Michigan’s initiative, which applies to both Congress and state districts, is similar to Utah’s in trying to blend process and outcome criteria, but with a different set of priorities. Thus, Michigan’s proposal first requires compliance with federal law, contiguity, and then respect for communities of interest. But the next requirement, in order of priority, is that the “districts shall not provide a disproportionate advantage to any political party,” using “accepted measures of partisan fairness.” Only after that requirement is met is the commission then required to reflect pre-existing boundaries of towns, cities, and counties and to be reasonably compact.
Because the commission’s plans cannot provide a disproportionate advantage to a party, this requirement goes beyond ensuring that the commission not act with partisan intent. The effects of its plan must still not advantage any party. In addition, since this requirement is given priority over drawing compact districts or keeping towns and the like together, the Michigan initiative might be read to require that districters use bizarrely shaped districts and break up towns, cities, and counties whenever necessary to ensure that the map produces fair partisan outcomes, in the sense that a party’s proportion of seats corresponds to its proportion of statewide votes.
Finally, Colorado‘s dual initiatives (one for Congress and one for state districts), take another approach altogether. They also try to blend process and outcome approaches, but the outcomes that the commission is required to pursue are competitive elections, not partisan fairness. By their terms, these initiatives start with the standard requirements of population equality and compliance with federal law, then require preservation of communities of interest and compact districts. After that, the initiatives require that map drawers, “to the extent possible, maximize the number of politically competitive districts.”

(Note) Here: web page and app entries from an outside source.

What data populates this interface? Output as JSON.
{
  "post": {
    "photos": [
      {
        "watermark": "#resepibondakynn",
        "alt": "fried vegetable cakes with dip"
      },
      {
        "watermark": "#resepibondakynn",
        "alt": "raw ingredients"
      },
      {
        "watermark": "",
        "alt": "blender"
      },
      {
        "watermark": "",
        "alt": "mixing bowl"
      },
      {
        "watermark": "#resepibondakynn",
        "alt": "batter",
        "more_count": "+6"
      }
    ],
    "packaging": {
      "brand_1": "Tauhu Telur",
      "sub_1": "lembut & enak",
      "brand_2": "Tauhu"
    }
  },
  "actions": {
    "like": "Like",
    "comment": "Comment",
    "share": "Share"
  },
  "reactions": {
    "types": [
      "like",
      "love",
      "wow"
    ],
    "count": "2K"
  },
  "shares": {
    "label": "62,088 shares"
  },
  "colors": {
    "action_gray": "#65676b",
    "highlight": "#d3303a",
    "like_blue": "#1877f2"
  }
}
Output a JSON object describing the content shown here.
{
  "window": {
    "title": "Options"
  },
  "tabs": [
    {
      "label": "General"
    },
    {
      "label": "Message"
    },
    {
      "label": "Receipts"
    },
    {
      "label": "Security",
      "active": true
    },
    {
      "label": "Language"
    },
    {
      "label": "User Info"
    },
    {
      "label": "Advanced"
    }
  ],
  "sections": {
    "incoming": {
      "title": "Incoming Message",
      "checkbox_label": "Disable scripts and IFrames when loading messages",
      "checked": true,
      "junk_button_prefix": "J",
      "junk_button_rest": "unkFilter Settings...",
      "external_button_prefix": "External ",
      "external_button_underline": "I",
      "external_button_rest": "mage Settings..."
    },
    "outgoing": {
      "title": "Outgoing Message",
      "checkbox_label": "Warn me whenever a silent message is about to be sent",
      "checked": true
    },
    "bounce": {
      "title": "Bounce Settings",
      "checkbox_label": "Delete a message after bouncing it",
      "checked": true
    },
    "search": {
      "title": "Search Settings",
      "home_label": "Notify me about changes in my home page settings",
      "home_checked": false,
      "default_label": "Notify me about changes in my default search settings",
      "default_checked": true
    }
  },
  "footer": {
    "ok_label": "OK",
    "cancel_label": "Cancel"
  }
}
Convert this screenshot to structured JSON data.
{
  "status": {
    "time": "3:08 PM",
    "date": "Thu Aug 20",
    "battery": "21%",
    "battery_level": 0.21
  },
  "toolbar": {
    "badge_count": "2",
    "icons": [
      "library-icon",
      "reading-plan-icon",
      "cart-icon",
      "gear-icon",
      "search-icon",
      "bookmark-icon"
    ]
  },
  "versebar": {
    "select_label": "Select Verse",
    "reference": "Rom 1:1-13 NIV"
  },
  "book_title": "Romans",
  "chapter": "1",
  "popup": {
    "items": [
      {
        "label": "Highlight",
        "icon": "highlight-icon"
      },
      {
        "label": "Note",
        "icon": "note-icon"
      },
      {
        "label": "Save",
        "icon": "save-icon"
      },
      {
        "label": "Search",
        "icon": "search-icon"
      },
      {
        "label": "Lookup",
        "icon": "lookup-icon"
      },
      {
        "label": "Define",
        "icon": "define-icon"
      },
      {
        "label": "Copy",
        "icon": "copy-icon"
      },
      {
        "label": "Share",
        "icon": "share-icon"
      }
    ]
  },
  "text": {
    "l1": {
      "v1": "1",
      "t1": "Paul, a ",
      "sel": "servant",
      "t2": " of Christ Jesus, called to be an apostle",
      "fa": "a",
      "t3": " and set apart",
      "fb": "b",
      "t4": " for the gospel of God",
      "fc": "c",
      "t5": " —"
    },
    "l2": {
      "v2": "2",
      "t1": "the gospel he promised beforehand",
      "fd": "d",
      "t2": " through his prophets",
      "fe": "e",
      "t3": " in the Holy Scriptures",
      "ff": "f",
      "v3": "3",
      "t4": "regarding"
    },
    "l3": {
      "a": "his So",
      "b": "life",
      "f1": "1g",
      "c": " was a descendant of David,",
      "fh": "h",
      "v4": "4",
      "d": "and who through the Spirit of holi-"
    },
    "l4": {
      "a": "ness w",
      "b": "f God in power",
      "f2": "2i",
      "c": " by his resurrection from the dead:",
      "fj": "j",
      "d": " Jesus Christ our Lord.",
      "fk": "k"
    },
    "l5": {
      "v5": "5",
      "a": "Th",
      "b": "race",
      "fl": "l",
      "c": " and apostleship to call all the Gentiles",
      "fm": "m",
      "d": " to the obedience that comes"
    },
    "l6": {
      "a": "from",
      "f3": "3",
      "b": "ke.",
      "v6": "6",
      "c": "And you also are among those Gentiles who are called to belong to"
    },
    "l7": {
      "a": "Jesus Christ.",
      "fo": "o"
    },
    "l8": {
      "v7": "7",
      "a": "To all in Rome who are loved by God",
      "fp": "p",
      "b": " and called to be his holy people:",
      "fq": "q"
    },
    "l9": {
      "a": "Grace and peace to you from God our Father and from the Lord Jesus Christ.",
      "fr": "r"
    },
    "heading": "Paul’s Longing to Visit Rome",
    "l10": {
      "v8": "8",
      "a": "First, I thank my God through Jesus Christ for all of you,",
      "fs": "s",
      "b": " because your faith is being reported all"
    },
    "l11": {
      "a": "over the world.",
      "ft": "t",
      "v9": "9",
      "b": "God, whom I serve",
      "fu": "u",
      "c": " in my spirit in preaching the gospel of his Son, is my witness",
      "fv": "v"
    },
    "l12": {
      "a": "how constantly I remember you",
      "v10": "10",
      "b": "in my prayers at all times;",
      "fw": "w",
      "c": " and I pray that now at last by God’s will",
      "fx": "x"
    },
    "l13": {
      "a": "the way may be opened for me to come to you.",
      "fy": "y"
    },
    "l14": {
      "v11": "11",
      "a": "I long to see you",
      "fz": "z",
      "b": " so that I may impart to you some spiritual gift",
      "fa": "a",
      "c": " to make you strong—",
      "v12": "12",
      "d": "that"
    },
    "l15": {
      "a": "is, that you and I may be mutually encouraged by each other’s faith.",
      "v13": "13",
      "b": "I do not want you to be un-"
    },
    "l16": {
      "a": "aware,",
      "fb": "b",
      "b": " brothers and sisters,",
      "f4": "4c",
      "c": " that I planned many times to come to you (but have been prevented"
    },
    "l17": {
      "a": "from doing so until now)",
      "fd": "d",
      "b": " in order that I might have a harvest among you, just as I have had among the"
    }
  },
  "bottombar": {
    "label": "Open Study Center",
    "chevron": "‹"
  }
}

There can be a significant difference between maximizing competitiveness and maximizing “fair” partisan outcomes. A plan in which all districts are designed to be 53% Party A voters and 47% Party B voters (based on past voting patterns) would be one in which all districts are competitive. But it might be that Party A would then win all the seats. Depending on precisely how “competitiveness” is interpreted, then, the Colorado commission might operate with a very different sense of “fair districts” than that in Missouri or Michigan or Utah.
To the extent reform shifts to IRCs, this illustrates the kind of choices that will have to be made in instructing the IRCs about exactly what they are supposed to do.